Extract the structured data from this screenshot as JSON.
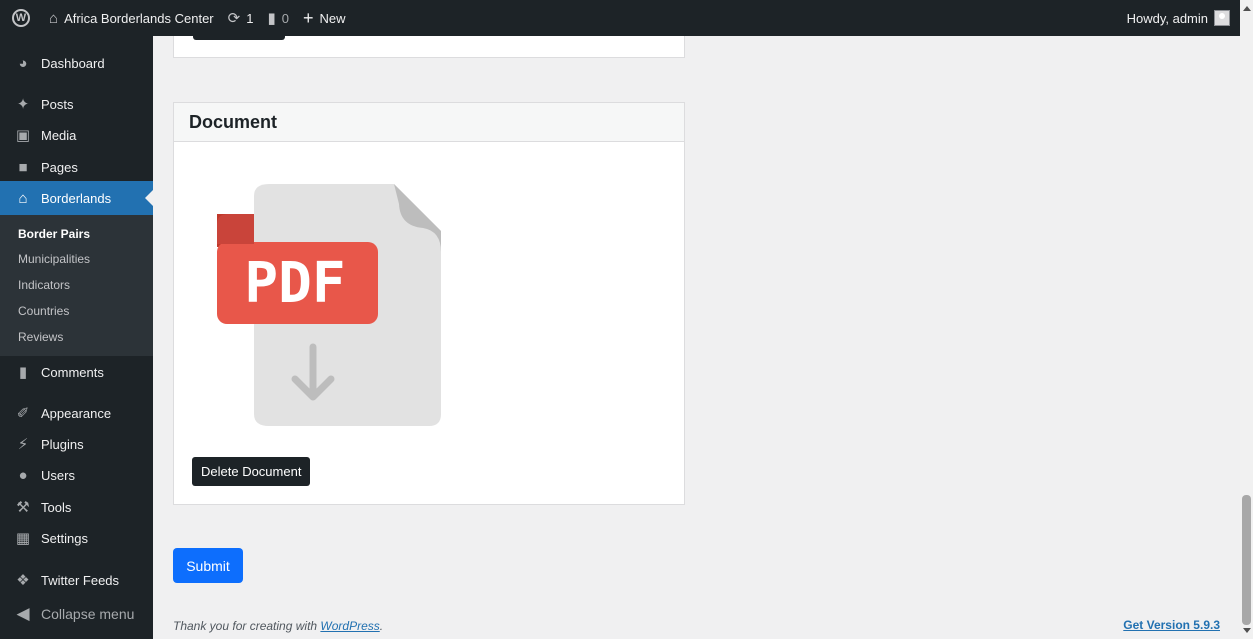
{
  "adminbar": {
    "site_name": "Africa Borderlands Center",
    "updates_count": "1",
    "comments_count": "0",
    "new_label": "New",
    "howdy": "Howdy, admin"
  },
  "sidebar": {
    "items": [
      {
        "label": "Dashboard",
        "icon": "dashboard-icon"
      },
      {
        "label": "Posts",
        "icon": "pin-icon"
      },
      {
        "label": "Media",
        "icon": "media-icon"
      },
      {
        "label": "Pages",
        "icon": "pages-icon"
      },
      {
        "label": "Borderlands",
        "icon": "home-icon"
      },
      {
        "label": "Comments",
        "icon": "comment-icon"
      },
      {
        "label": "Appearance",
        "icon": "brush-icon"
      },
      {
        "label": "Plugins",
        "icon": "plugin-icon"
      },
      {
        "label": "Users",
        "icon": "users-icon"
      },
      {
        "label": "Tools",
        "icon": "wrench-icon"
      },
      {
        "label": "Settings",
        "icon": "settings-icon"
      },
      {
        "label": "Twitter Feeds",
        "icon": "twitter-icon"
      },
      {
        "label": "Collapse menu",
        "icon": "collapse-icon"
      }
    ],
    "submenu": [
      "Border Pairs",
      "Municipalities",
      "Indicators",
      "Countries",
      "Reviews"
    ]
  },
  "document_box": {
    "title": "Document",
    "pdf_text": "PDF",
    "delete_label": "Delete Document"
  },
  "submit_label": "Submit",
  "footer": {
    "thanks_prefix": "Thank you for creating with ",
    "wordpress_link": "WordPress",
    "thanks_suffix": ".",
    "version_link": "Get Version 5.9.3"
  },
  "colors": {
    "admin_dark": "#1d2327",
    "accent_blue": "#2271b1",
    "submit_blue": "#0d6efd",
    "pdf_red": "#e8574a"
  }
}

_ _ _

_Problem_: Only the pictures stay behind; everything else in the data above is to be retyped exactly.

_The completed task_:
Extract the structured data from this screenshot as JSON.
{
  "adminbar": {
    "site_name": "Africa Borderlands Center",
    "updates_count": "1",
    "comments_count": "0",
    "new_label": "New",
    "howdy": "Howdy, admin"
  },
  "sidebar": {
    "items": [
      {
        "label": "Dashboard",
        "icon": "dashboard-icon"
      },
      {
        "label": "Posts",
        "icon": "pin-icon"
      },
      {
        "label": "Media",
        "icon": "media-icon"
      },
      {
        "label": "Pages",
        "icon": "pages-icon"
      },
      {
        "label": "Borderlands",
        "icon": "home-icon"
      },
      {
        "label": "Comments",
        "icon": "comment-icon"
      },
      {
        "label": "Appearance",
        "icon": "brush-icon"
      },
      {
        "label": "Plugins",
        "icon": "plugin-icon"
      },
      {
        "label": "Users",
        "icon": "users-icon"
      },
      {
        "label": "Tools",
        "icon": "wrench-icon"
      },
      {
        "label": "Settings",
        "icon": "settings-icon"
      },
      {
        "label": "Twitter Feeds",
        "icon": "twitter-icon"
      },
      {
        "label": "Collapse menu",
        "icon": "collapse-icon"
      }
    ],
    "submenu": [
      "Border Pairs",
      "Municipalities",
      "Indicators",
      "Countries",
      "Reviews"
    ]
  },
  "document_box": {
    "title": "Document",
    "pdf_text": "PDF",
    "delete_label": "Delete Document"
  },
  "submit_label": "Submit",
  "footer": {
    "thanks_prefix": "Thank you for creating with ",
    "wordpress_link": "WordPress",
    "thanks_suffix": ".",
    "version_link": "Get Version 5.9.3"
  },
  "colors": {
    "admin_dark": "#1d2327",
    "accent_blue": "#2271b1",
    "submit_blue": "#0d6efd",
    "pdf_red": "#e8574a"
  }
}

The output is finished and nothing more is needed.